At some point in life, we do try and ask ‘what is life?’. A simple question singularly responsible for having created some great thinkers in the history of mankind. Greater still, were their ideologies… ideologies which spawned innumerous schools of thought. Captured with time in enormous volumes of literary works.Seems like a humongous effort spanning over years. Well, it actually is not that a big deal. Life is to be lived, to live is to do whatever you have done or can and will do. Trust yourself to be doing it, just for the heck of doing it.Not to profess anything enigmatic, neither to preach in oracular obscurities, nor to challenge the ideas that have manifested themselves into beliefs. The Incognito talks when questioned and talks simple.Here are some excerpts from discussions with I (Incognito)Q: How can life be just about doing? There are so many other things like thought, speech and so on , which precede ‘doing’ or follow it?
I: Well… your mind (for thought), your mouth (for speech) are just for pure sensory pleasures.
Doing has to be understood in a wider sense than that. Doing encompasses the above. It is simple like the answer to the question “Hey what are you doing ?” you say “Reading”

Q: The mind is more than a pleasure generating device …
I: Mm, yes, the mind does more than that. It can be used for:

  1. mental rumination: -> chew the cud (past, present or future happenings) over and over again
  2. mental escapism:-> run from thoughts of things labeled (social taboos, bad, indecent) if they still buzz around, try and swat them.

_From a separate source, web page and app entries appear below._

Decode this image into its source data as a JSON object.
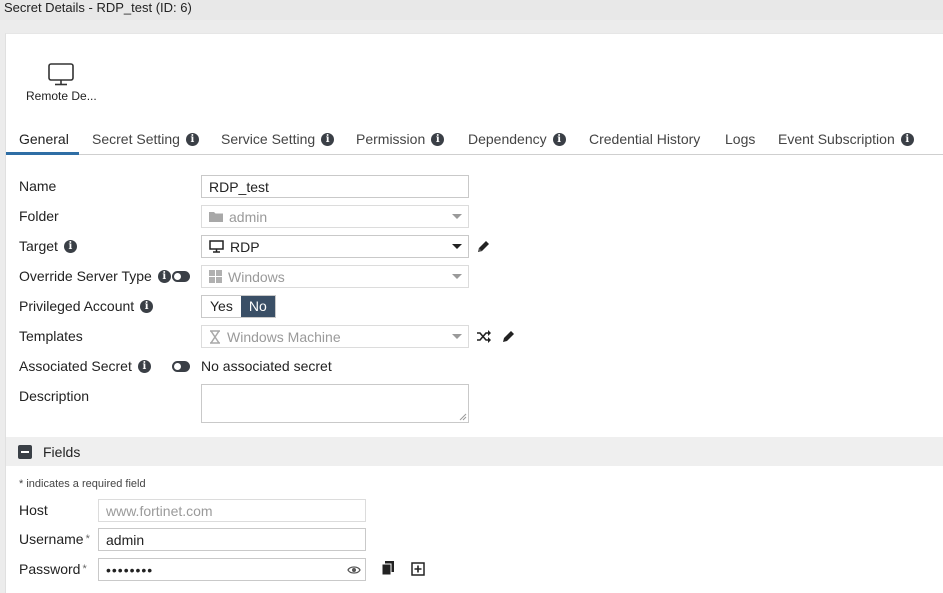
{
  "window": {
    "title": "Secret Details - RDP_test (ID: 6)"
  },
  "secret_type": {
    "label": "Remote De...",
    "icon": "monitor-icon"
  },
  "tabs": [
    {
      "label": "General",
      "info": false,
      "active": true
    },
    {
      "label": "Secret Setting",
      "info": true
    },
    {
      "label": "Service Setting",
      "info": true
    },
    {
      "label": "Permission",
      "info": true
    },
    {
      "label": "Dependency",
      "info": true
    },
    {
      "label": "Credential History",
      "info": false
    },
    {
      "label": "Logs",
      "info": false
    },
    {
      "label": "Event Subscription",
      "info": true
    }
  ],
  "form": {
    "name": {
      "label": "Name",
      "value": "RDP_test"
    },
    "folder": {
      "label": "Folder",
      "value": "admin"
    },
    "target": {
      "label": "Target",
      "value": "RDP"
    },
    "override_server_type": {
      "label": "Override Server Type",
      "value": "Windows",
      "toggle": "off"
    },
    "privileged_account": {
      "label": "Privileged Account",
      "options": [
        "Yes",
        "No"
      ],
      "selected": "No"
    },
    "templates": {
      "label": "Templates",
      "value": "Windows Machine"
    },
    "associated_secret": {
      "label": "Associated Secret",
      "value": "No associated secret",
      "toggle": "off"
    },
    "description": {
      "label": "Description",
      "value": ""
    }
  },
  "fields_section": {
    "title": "Fields",
    "required_note": "* indicates a required field",
    "host": {
      "label": "Host",
      "placeholder": "www.fortinet.com",
      "value": ""
    },
    "username": {
      "label": "Username",
      "required_mark": "*",
      "value": "admin"
    },
    "password": {
      "label": "Password",
      "required_mark": "*",
      "masked": "••••••••"
    }
  },
  "colors": {
    "accent": "#2f6ea5",
    "selected_segment": "#3a4f66",
    "icon_dark": "#3a3f46"
  }
}
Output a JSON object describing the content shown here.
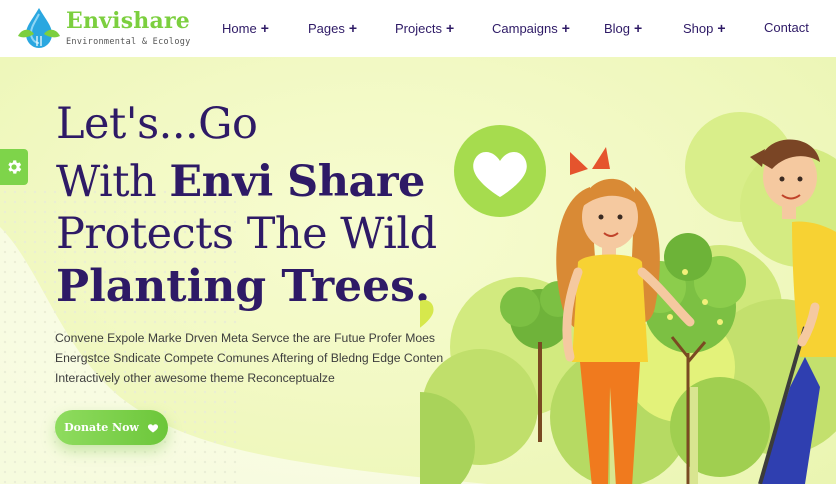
{
  "brand": {
    "name": "Envishare",
    "tagline": "Environmental & Ecology",
    "logo_icon": "water-drop-leaf-icon"
  },
  "nav": {
    "items": [
      {
        "label": "Home",
        "has_submenu": true,
        "indicator": "+"
      },
      {
        "label": "Pages",
        "has_submenu": true,
        "indicator": "+"
      },
      {
        "label": "Projects",
        "has_submenu": true,
        "indicator": "+"
      },
      {
        "label": "Campaigns",
        "has_submenu": true,
        "indicator": "+"
      },
      {
        "label": "Blog",
        "has_submenu": true,
        "indicator": "+"
      },
      {
        "label": "Shop",
        "has_submenu": true,
        "indicator": "+"
      },
      {
        "label": "Contact",
        "has_submenu": false,
        "indicator": ""
      }
    ]
  },
  "hero": {
    "line1": "Let's...Go",
    "line2_prefix": "With ",
    "line2_bold": "Envi Share",
    "line3": "Protects The Wild",
    "line4": "Planting Trees.",
    "description": "Convene Expole Marke Drven Meta Servce the are Futue Profer Moes Energstce Sndicate Compete Comunes Aftering of Bledng Edge Conten Interactively other awesome theme Reconceptualze",
    "cta_label": "Donate Now",
    "cta_icon": "heart-icon"
  },
  "settings": {
    "icon": "gear-icon"
  },
  "colors": {
    "primary_dark": "#2e1a66",
    "accent_green": "#7ed44a",
    "hero_bg": "#f2f9c4",
    "heart_badge": "#a6dc4e"
  }
}
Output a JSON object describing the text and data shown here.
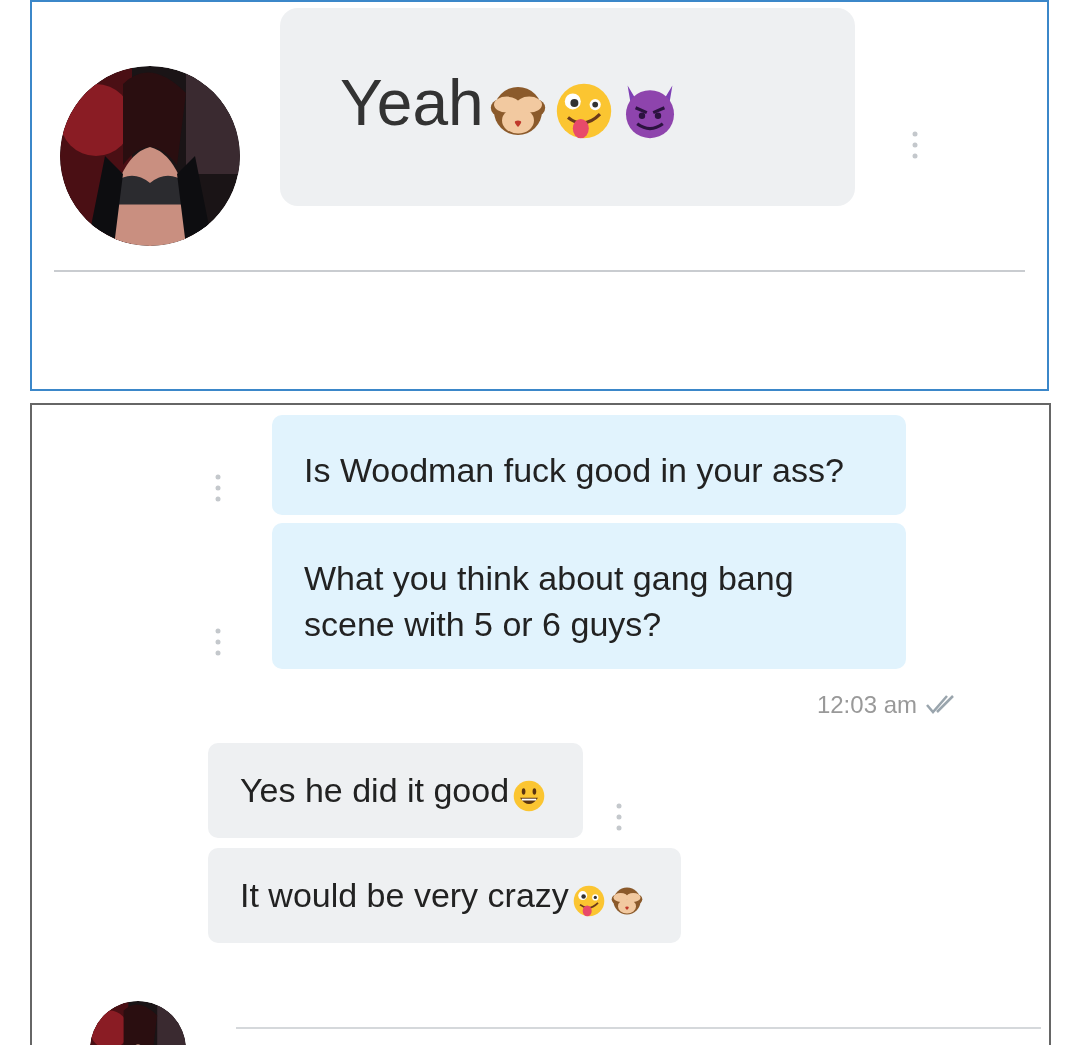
{
  "top_panel": {
    "message": {
      "text": "Yeah",
      "emojis": [
        {
          "kind": "monkey"
        },
        {
          "kind": "zany"
        },
        {
          "kind": "devil"
        }
      ]
    }
  },
  "bottom_panel": {
    "sent": [
      {
        "text": "Is Woodman fuck good in your ass?"
      },
      {
        "text": "What you think about gang bang scene with 5 or 6 guys?"
      }
    ],
    "timestamp": "12:03 am",
    "read": true,
    "received": [
      {
        "text": "Yes he did it good",
        "emojis": [
          {
            "kind": "grin"
          }
        ]
      },
      {
        "text": "It would be very crazy",
        "emojis": [
          {
            "kind": "zany"
          },
          {
            "kind": "monkey"
          }
        ]
      }
    ]
  }
}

Q: You seem to use certain words which are strong (aggressive?)
I: I don’t seem to use, I use those words. One should be articulate, saves time and text. :-)Q: The mind can be used for thinking about doing something good
I: Yes, just don’t waste too much time thinking about it -> To do it… just do it. With utmost comfort.Q: Then it is just fine to commit a murder … provided I be very comfortable doing it?

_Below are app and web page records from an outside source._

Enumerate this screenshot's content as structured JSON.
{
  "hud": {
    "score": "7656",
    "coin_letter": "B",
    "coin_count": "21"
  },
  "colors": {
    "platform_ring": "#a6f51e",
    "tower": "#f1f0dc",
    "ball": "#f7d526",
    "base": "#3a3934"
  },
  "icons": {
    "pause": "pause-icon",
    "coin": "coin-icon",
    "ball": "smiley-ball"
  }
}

I: Comfort I know of and you speak of, are two very different things. Would you be really comfortable murdering someone ? If you were comfortable, would you really want to murder someone? smilesQ: So what is it, what is the comfort?
I: I have used a label comfort. Comfort actually doesnt mean anything. Comfort does not mean pleasure, gratification or something that suits you. This is a native more basic comfort. Comfort to be what you really are. There is no analysis at that point.Q: Is there no analysis, or no scope or no need for analysis?
I: It is more a thing to be, I am the knowledge, does knowledge question itself? It is always busy being itself. So you can say, that there is no scope for analysis.